The buyer Service Alliance of Texas, a asian women for marriage trade relationship representing 80 per cent of Texas’ payday and name loan providers, is also more strict concerning the training. “Members will likely not jeopardize, or pursue, unlawful action against an individual due to the customer’s default on a credit solution contract,” in line with the team’s site.

“I think the concept of debtors’ prison is offensive to the majority of people and that’s why we now have forbidden this within the legislation,” said Ann Baddour of Texas Appleseed, A austin-based organization that advocates for the indegent. “It’s plainly established into the law that unless there’s unlawful intent on the the main borrower, there’s perhaps not an alternative to pursue unlawful costs.”

Nevertheless, payday loan providers are finding courts and prosecutors happy to just simply just take situations. The training threatens to jail individuals for financial obligation.

Until debtors’ prisons were prohibited 180 years back, People in the us could possibly be jailed for decades for owing only several cents. The expense of incarceration, though minimized by squalid jail conditions, frequently grossly surpassed the debts, suggesting that punishment was the motive that is overriding.

In the first 2 full decades regarding the century that is 19th humanitarians confronted authorities in lot of states by having a litany of abuses, while the public arrived to look at practice of jailing debtors as repugnant. Ny had been the state that is first abolish incarceration for financial obligation. Other states used, and Congress passed a statute that is federal the training in 1833.

The Republic of Texas Constitution, drafted just a couple years later on, in 1836, developing Texas being a separate nation, declared, “No individual shall be imprisoned for financial obligation in result of failure to pay for.”

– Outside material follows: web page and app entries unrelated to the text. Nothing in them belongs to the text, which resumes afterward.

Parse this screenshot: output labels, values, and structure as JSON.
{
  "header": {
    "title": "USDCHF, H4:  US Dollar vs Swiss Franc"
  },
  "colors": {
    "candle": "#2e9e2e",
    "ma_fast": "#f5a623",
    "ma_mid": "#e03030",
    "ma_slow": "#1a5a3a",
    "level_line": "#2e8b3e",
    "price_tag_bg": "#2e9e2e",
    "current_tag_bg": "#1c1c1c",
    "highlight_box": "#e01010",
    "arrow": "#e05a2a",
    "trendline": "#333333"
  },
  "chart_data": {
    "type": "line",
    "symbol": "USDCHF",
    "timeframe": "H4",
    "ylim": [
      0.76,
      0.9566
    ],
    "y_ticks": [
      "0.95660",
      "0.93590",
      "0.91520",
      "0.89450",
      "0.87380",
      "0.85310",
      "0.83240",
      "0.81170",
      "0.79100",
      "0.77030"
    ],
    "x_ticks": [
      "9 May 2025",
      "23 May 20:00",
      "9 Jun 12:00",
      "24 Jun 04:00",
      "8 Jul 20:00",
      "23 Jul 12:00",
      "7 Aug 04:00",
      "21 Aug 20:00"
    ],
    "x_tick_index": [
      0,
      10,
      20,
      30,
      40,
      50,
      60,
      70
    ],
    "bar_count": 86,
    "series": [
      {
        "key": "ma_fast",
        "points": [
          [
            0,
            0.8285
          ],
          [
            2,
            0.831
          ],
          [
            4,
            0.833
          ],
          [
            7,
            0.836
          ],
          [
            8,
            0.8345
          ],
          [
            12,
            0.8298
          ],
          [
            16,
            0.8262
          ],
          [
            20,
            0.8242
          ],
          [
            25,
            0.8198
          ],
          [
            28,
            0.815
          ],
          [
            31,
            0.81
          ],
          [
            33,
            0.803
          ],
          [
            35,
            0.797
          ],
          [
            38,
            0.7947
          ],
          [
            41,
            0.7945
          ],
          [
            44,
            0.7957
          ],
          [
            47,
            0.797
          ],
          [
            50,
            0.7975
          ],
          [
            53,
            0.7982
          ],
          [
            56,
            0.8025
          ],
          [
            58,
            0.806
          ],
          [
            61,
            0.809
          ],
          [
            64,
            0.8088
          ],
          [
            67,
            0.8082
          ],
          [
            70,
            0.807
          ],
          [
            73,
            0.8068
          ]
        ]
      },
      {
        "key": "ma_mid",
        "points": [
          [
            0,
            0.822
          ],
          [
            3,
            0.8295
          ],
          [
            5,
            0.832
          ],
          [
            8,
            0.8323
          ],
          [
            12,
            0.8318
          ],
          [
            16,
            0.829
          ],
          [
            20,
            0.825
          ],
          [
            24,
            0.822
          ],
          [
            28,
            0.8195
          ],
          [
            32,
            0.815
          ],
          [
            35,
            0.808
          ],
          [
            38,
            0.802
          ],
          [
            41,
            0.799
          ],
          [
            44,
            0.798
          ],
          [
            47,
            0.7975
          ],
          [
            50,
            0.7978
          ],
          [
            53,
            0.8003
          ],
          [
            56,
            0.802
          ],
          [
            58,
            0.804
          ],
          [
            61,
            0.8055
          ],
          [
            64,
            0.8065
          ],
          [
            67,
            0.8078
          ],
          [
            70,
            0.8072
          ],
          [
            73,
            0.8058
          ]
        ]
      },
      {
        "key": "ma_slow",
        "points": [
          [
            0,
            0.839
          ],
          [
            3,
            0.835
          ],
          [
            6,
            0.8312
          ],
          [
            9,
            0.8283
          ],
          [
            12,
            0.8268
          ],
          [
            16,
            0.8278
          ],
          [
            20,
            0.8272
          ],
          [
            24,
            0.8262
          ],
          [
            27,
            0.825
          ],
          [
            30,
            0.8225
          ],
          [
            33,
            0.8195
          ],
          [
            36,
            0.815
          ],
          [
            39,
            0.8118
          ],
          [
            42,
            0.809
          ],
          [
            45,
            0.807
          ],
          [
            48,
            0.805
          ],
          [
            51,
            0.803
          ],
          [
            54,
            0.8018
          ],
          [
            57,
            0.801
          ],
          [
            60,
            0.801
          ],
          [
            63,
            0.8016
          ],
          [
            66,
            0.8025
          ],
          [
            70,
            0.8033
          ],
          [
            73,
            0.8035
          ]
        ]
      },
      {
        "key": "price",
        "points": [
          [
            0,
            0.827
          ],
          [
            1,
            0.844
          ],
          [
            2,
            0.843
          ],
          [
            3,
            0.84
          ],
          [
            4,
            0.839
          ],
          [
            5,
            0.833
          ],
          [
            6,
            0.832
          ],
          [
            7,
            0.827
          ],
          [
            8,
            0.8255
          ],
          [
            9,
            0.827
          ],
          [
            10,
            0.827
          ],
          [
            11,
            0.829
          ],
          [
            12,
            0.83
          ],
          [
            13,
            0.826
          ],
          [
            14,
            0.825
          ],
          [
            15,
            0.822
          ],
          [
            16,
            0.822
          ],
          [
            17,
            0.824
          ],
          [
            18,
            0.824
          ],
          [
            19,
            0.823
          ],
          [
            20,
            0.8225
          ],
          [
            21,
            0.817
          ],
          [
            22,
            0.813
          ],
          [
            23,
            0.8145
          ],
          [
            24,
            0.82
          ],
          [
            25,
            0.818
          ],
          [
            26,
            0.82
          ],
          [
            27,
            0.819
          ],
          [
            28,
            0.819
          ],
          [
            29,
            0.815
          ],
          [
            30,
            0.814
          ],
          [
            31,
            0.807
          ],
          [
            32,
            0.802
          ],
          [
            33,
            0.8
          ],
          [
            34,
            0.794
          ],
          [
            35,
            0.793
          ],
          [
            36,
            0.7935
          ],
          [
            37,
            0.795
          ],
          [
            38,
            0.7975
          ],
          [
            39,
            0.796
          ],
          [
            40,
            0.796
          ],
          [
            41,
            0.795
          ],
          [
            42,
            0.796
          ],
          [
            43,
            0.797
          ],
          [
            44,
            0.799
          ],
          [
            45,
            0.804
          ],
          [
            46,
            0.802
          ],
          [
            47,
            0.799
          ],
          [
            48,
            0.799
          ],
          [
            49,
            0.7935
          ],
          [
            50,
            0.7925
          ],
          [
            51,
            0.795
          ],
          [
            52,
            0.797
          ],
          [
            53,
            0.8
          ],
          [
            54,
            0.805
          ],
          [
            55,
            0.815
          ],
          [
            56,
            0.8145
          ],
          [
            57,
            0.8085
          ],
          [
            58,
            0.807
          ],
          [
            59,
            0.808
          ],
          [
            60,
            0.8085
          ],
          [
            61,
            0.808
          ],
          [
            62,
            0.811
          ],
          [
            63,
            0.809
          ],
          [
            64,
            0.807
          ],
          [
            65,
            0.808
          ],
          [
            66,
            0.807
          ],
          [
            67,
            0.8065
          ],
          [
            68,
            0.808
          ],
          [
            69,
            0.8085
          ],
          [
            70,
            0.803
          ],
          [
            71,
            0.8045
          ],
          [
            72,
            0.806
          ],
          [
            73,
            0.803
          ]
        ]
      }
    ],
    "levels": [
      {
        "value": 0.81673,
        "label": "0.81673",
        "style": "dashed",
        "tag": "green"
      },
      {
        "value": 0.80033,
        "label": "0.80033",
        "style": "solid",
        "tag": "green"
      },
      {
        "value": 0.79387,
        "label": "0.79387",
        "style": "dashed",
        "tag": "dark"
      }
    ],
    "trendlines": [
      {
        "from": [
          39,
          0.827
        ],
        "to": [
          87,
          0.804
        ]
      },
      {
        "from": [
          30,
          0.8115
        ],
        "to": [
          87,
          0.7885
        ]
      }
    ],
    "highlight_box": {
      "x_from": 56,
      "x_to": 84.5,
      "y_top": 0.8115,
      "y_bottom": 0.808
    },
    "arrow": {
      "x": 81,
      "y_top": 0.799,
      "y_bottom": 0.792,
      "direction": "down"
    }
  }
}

In a few respects, Texas legislation tilts strongly toward debtors’ rights. Texans’ home is essentially shielded from seizure by creditors. Wages can’t be garnished for unsecured debt.

However it’s nonetheless increasingly typical for folks become arrested for unpaid debts, including in Texas. Last year, The Wall Street Journal stated that a lot more than a 3rd of states enable borrowers who can’t or won’t spend debts become jailed, even yet in states that prohibit debtors prisons that are. Debt-collectors as well as other firms that are financial the newsprint reported, are suing borrowers over unpaid charge cards, customer loans, automobile financing as well as other debts. Many individuals report never ever finding a notice for the lawsuit and get an arrest warrant acquired through the courts. But, in Tillman’s situation among others in Texas, some payday lenders have discovered a far more way that is direct harness the effectiveness of the criminal-justice system.

The Observer has discovered a justice associated with the comfort in Harris County who may have managed very nearly 300 hot-check situations, a course C misdemeanor, for money Biz, a payday that is ohio-based with 24 places in Texas. Though Class C misdemeanors seldom carry prison time, at the very least some individuals have actually offered amount of time in the Harris County prison to your workplace their debt off, at $300 each day.

Christina McHan neglected to repay a $200 loan from Cash Biz near Houston. In November 2012 she had been arrested, pleaded bad, and ended up being evaluated $305 in extra fines and court expenses. She invested a evening in prison to “pay down” your debt.